and archive culture
an eclectic collection of images and documents of the library, archive, and information management profession
"In 1831 Alexis de Tocqueville noted that there was scarcely a plowman In America who did not have a book or a broadsheet newspaper fastened between the handles of his plow so that he could read as he tediously trod the rows of earth turned by his prairie cutter plows. It was a time when books were expensive and hard to get, yet they were widely shared and much discussed by Americans of all classes. Today, I am told by book marketers that about half of all American households never buy a book in any given year. " -Joe Bageant, 4/3/2007
office was so low that people avoided me. One of my tasks was to
register the names of people who came to read newspapers, but to most
of them I did not exist as a human being."
Professional links and news
Progressive Librarians Guild | Labor Archives Roundtable (Society of American Archivists)
Social Responsibilities Round Table ALA | Community of Industrial Relations Librarians (CIRL)
Also - check out Urban Librarians Unite -
"a professional group created to promote and support libraries, library staff, and librarianship in urban settings."
The New Archives for American Labor: From Attic to Digital Shop Floor, 2007, by Ben Blake
Articles, essays, and other documents by/about Lincoln Cushing
Letter in American Archivist, (Society of American Archivists) Spring/Summer 2014
The debate between Greene and Jimerson (and Caswell) [about social justice activism and archives] was a good starting point on the subject. But rather than quibble with the points made, I thought I’d comment on an issue not raised.

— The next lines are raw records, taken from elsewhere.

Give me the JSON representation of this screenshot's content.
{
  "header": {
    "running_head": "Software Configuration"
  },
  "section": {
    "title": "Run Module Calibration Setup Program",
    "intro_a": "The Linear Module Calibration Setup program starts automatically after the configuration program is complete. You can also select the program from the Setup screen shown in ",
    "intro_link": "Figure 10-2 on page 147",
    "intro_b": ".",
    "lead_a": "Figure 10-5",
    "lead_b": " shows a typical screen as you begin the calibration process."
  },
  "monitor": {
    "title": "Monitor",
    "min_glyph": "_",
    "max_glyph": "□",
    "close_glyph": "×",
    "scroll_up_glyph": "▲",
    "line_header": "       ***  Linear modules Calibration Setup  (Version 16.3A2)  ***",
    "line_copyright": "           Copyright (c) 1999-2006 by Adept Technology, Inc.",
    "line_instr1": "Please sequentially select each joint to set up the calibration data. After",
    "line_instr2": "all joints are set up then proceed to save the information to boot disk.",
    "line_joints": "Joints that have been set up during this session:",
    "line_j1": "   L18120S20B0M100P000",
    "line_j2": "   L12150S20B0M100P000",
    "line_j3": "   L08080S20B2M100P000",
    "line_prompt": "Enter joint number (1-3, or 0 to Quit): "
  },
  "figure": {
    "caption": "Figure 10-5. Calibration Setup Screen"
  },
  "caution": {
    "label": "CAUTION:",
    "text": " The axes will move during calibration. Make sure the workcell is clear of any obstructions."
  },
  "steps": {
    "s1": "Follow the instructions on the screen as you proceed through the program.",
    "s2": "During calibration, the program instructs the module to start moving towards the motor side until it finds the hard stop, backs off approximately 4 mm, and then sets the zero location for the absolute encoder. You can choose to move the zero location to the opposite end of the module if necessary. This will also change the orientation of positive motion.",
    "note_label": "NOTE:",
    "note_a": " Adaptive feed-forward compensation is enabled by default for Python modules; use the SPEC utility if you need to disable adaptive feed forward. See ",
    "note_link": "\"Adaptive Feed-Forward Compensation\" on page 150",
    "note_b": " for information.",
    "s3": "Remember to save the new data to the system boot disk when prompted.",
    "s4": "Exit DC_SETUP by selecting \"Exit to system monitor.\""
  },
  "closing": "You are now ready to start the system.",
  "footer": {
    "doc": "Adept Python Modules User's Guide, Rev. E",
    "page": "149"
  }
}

First, full disclosure. I’m a partisan archivist who simultaneously wears several hats, including a corporate archives job and a decidedly noncorporate public museum job. This is a second career, and my first exposure to the politics of the field was Sanford Berman’s essential critique of Library of Congress Subject Headings. I thought, great, some good minds and big hearts here.
But my reluctant observation from over fourteen years in the profession is that exhorting archivists to take up the torch of social justice won’t make much of a difference. Smart, committed, and capable people, yes, but I believe that few work in archives to change the world. I’ve found very few political allies in the field, and even fewer in the professional associations.
I’ve been part of a Progressive Archivists listserv within SAA since 2008, and it bumps along with almost no member traffic. After Jimerson’s Archives Power came out in 2010, Kate Theimer started what I saw as a noble effort to invigorate the debate—an online book discussion group. Initial membership was 80—80!—but chapter by chapter, members and conversation dwindled to less than a handful. “Lurkers” may all have their reasons, but the net conclusion I draw is that this is not a profession of activists.
I’ve made my peace with that. I’m happy to jump into a good fight (e.g., The American Archivist’s “Sun Mad” poster cover [Fall/Winter 2003] or defense of Nicholson Baker’s Double Fold) and engage in private discussions, but I’m not expecting my brother and sister archivists to agree about the merits of politically informed and active archival craft. All I can do is publicize that path and hope they do the right thing when push comes to shove.
Archivist and author
"A librarian champions political poster art," Library Journal Academic Newswire, 5/31/2007
LAUC-B Position on Retention of Librarian Positions at UC Berkeley 6/26/2006
Cutting-edge information management technology - from 1904
Unprocessed social movement collections at UC Berkeley - 6/2006
Review of flatbed scanner with unique applications for special collections
Speech at rally supporting public libraries in Salinas, CA, 2005
"California Librarian: LIncoln Cushing," California Libraries, January 24, 2004
Review of Vandals in the Stacks? A Response to Nicholson Baker's Assault on Libraries
Clark Kerr collection donated to IIR Library, commemorative bookplate issued
"Taking a Stand in Information Management"- U.C. Berkeley SIMS (now I-School) graduation speech 5/12/2001 (PDF)
"Call for Papers," Modern Industrial Papermaking and its Consequences for Librarians and Archivists
Protection of images on the Web
samples from my archive of library and literacy graphics
Chinese archives during the Great Proletarian Cultural Revolution
Accordingly, the Cultural Revolution did not wreak permanent damage on archival holdings in the palace. But work was halted, resuming only slowly. The internal-circulation record of advisories and rules for archival work shows only one document (in 1967) for the entire Cultural Revolution era. More important was the fact that in the midst of the turmoil, directives had forbidden the Red Guards to disturb archival installations. This limited damage and spared the holdings ('On Looting of Files 1980,' in Hinton 3:321). "
-Beatrice S. Bartlett, “A world-class archival achievement: the People’s Republic of China archivists’ success in opening the Ming-Qing central-government archives, 1949–1998” Archival Science (2007) 7.
University library- University of Durham, England, 2002; Public library- King's Lynn, England, 2002
to Docs Populi, Lincoln Cushing's webpage
last updated 6/17//2014